Top of Available data

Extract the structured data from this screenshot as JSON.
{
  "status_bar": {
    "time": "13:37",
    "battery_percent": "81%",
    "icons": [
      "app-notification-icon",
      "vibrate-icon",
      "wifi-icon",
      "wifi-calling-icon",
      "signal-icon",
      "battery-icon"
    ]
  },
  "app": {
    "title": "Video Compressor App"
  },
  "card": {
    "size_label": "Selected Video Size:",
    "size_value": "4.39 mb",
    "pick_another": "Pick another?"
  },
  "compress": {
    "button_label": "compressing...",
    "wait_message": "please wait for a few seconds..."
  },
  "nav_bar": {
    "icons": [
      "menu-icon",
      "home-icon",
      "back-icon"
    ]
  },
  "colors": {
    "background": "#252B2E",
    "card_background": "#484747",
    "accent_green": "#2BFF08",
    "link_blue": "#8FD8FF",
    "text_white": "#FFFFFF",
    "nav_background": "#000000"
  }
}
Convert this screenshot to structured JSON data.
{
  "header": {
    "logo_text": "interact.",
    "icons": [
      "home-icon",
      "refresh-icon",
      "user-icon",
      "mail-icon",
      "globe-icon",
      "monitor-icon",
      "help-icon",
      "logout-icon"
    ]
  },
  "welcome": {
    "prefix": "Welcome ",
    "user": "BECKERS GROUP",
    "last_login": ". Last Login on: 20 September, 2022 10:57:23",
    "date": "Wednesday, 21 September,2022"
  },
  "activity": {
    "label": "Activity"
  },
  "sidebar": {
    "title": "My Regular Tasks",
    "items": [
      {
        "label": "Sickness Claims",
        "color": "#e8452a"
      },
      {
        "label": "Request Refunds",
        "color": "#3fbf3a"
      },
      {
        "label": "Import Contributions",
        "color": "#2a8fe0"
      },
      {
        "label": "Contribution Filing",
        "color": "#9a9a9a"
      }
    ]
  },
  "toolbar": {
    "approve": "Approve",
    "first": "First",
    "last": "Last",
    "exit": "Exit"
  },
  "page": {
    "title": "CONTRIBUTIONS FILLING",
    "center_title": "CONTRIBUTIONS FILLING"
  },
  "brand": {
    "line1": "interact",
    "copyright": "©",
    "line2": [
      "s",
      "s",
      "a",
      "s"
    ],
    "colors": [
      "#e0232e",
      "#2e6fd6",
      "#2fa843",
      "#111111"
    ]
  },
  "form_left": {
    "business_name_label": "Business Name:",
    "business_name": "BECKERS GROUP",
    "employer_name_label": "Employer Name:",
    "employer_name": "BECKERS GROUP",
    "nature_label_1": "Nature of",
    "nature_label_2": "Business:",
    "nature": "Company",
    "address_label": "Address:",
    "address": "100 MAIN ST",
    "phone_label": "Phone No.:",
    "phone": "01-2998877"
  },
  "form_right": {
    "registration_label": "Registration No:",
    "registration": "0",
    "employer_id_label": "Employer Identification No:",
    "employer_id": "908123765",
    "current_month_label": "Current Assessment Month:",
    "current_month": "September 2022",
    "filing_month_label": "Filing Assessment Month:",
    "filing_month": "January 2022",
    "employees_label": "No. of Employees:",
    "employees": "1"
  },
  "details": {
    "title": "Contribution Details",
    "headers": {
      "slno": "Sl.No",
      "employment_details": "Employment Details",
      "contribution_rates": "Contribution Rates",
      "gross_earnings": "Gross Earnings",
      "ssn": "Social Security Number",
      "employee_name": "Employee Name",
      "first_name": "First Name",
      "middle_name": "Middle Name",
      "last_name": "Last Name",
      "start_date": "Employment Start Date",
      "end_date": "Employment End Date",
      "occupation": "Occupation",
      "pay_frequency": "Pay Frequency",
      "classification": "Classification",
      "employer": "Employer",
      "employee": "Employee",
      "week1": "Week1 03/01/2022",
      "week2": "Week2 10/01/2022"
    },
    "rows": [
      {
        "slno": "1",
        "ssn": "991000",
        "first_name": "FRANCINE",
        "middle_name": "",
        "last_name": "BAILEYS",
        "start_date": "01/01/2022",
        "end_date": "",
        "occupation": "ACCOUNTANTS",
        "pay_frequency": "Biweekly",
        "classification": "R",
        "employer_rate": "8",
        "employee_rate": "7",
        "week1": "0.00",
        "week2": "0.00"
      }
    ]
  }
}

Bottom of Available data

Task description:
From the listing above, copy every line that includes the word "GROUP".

Solved problem:
    "user": "BECKERS GROUP",
    "business_name": "BECKERS GROUP",
    "employer_name": "BECKERS GROUP",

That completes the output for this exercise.